Thus MAVRIC requires several conditions to be met to 'learn' the relationships between stimuli and the availability of food (or presence of a threat).  First there need to be one or more stimulus events which precede the food stimulus by some small time increment.  Second the food intake must be 'adequate' or sufficient to confirm the presumptive cue(s) as predictive.  Third, the co-occurrences must be repeated, that is reinforced over time.  Only after several such events will the robot begin to treat the cue as a reliable predictor.

Cue-based Search

Once reliable cues have been learned MAVRIC changes its search process.  When not being stimulated in some field, MAVRIC wanders as in the naive search mode.  But once it enters the field of a reliable cue stimulus, MAVRIC will follow the cue with the expectation that it will lead to resource.  Thus MAVRIC adopts something like a heuristic search procedure when cues are available.  With cue-based search, MAVRIC should become more successful at finding resources (without succumbing to threats) than when it was naive.

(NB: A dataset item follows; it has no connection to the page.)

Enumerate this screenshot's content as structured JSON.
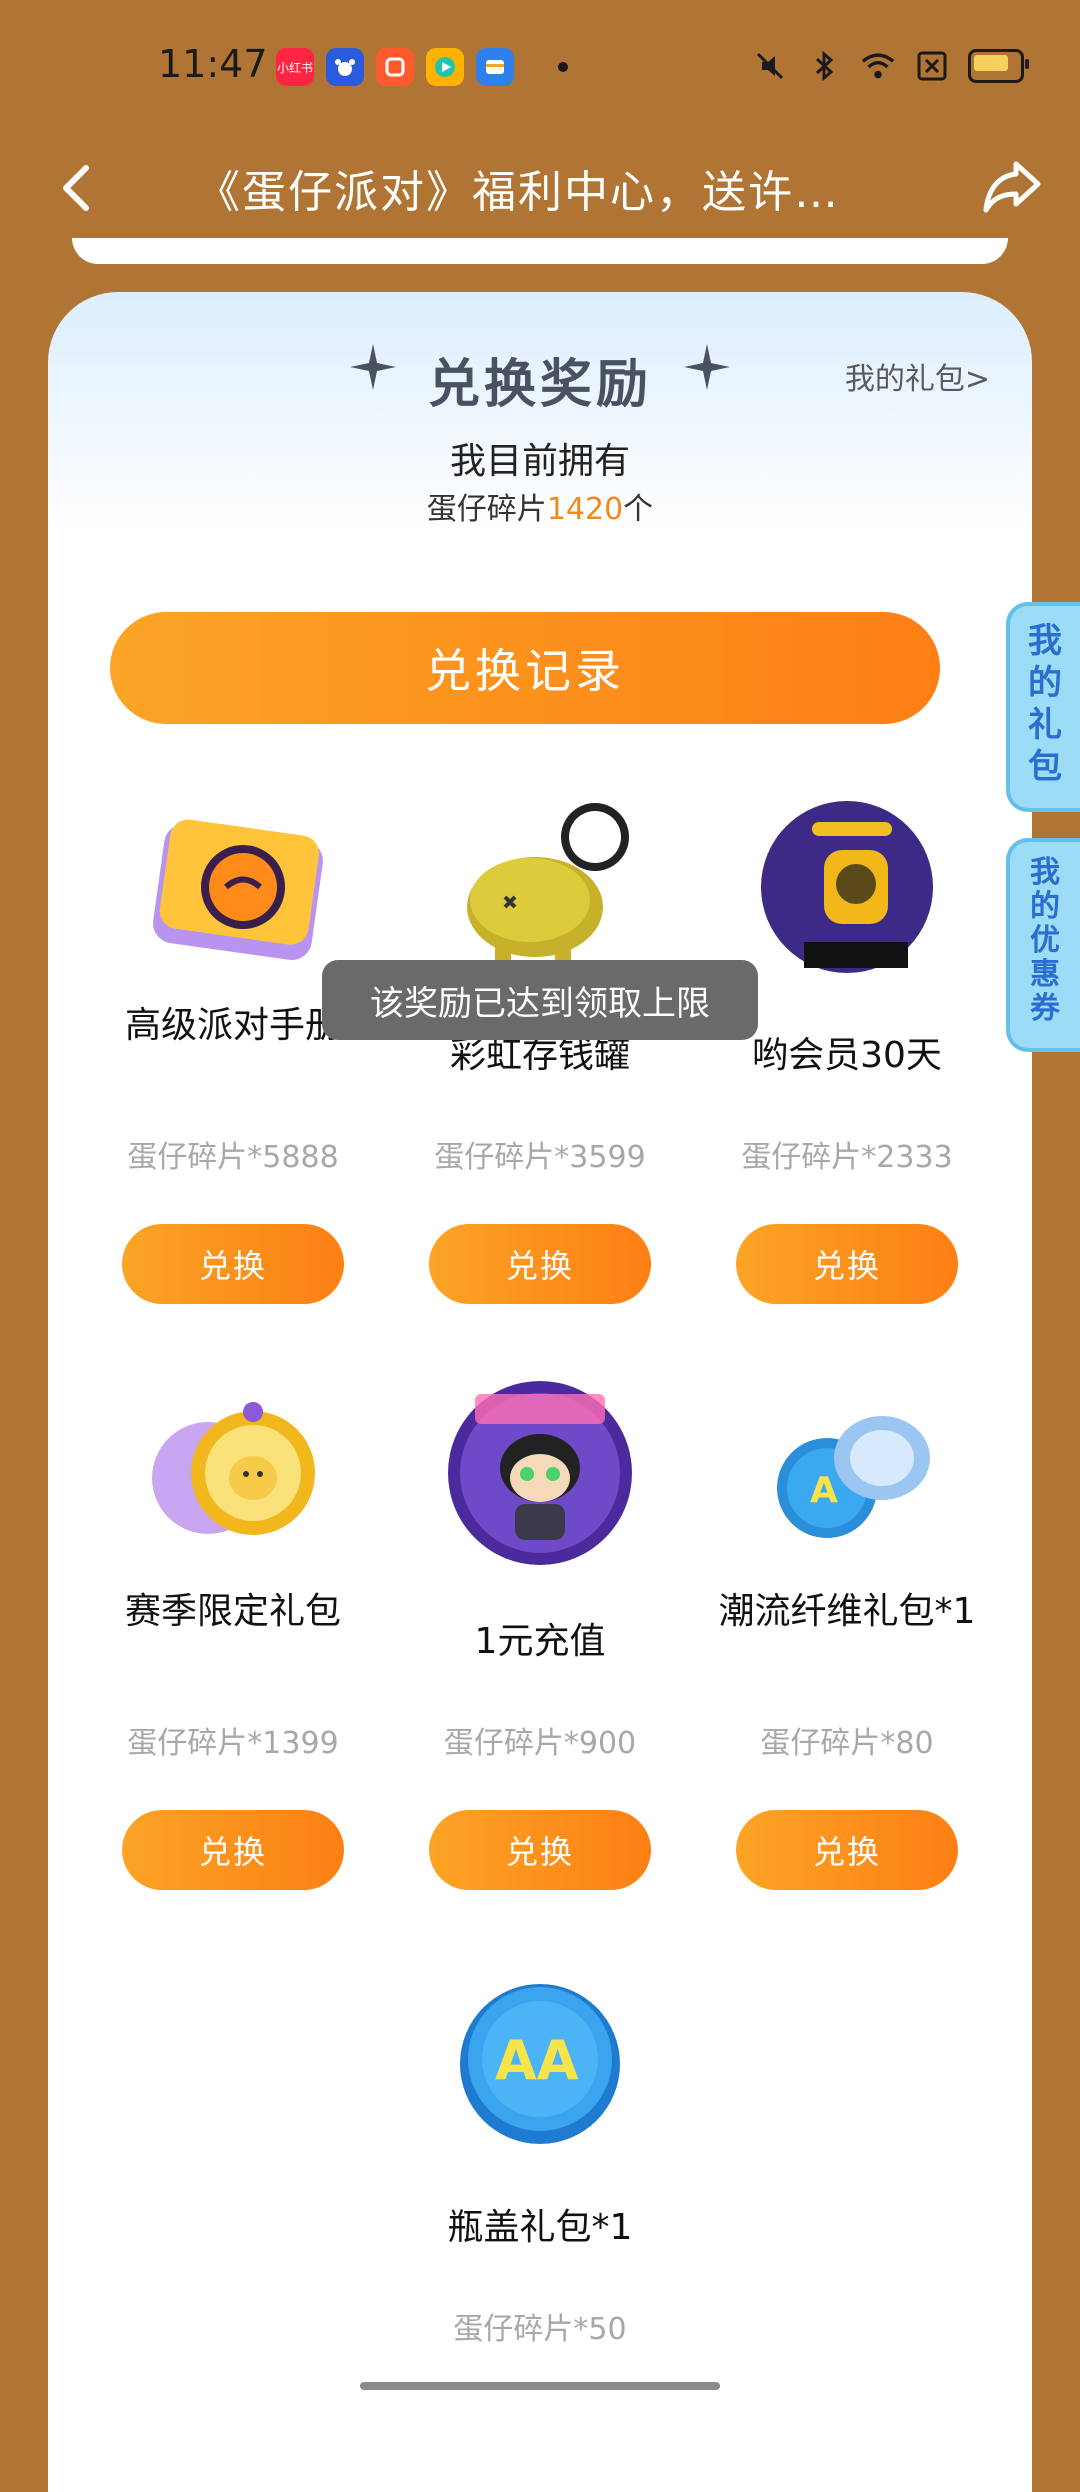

Of course quite a bit depends on our assumptions regarding the density and distribution of resource 'patches' in the environment.  In actuality, we are modelling natural distributions of food patches which tend to be distributed in what can be described as a fractal manner.  That is there may be large-scale aggregations of patches.  These might be aggregated into even larger patches.  Figure 4 shows two patches, somewhat closely spaced with considerable empty space otherwise.

Figure 4.  Resources may be fractally distribute, small patches aggregated into larger patches.  MAVRIC operates in the central square.  See text for explanation of search task.
In this scenario, MAVRIC should discover and exploit the nearer patch (note food tone - green circle - may actually be sounded when MAVRIC touches any of the combined light/sound objects) before moving on to the farther patch.  We are interested in modelling the neural controls that would cause MAVRIC to explore the near neighborhood of the exploited patch before going back to a complete wander behavior.  This kind of behavior, observed in real animals, ensures the most efficient exploitation of a region.

We will soon be setting these tasks for MAVRIC to tackle.  Stay tuned to this page for updates on results as we run the experiments!.

This material is based upon work supported by the National Science Foundation under Grant No. IIS-9907102.

Any opinions, findings, and conclusions or recommendations expressed in this material are those of the author and do not necessarily reflect the views of the National Science Foundation.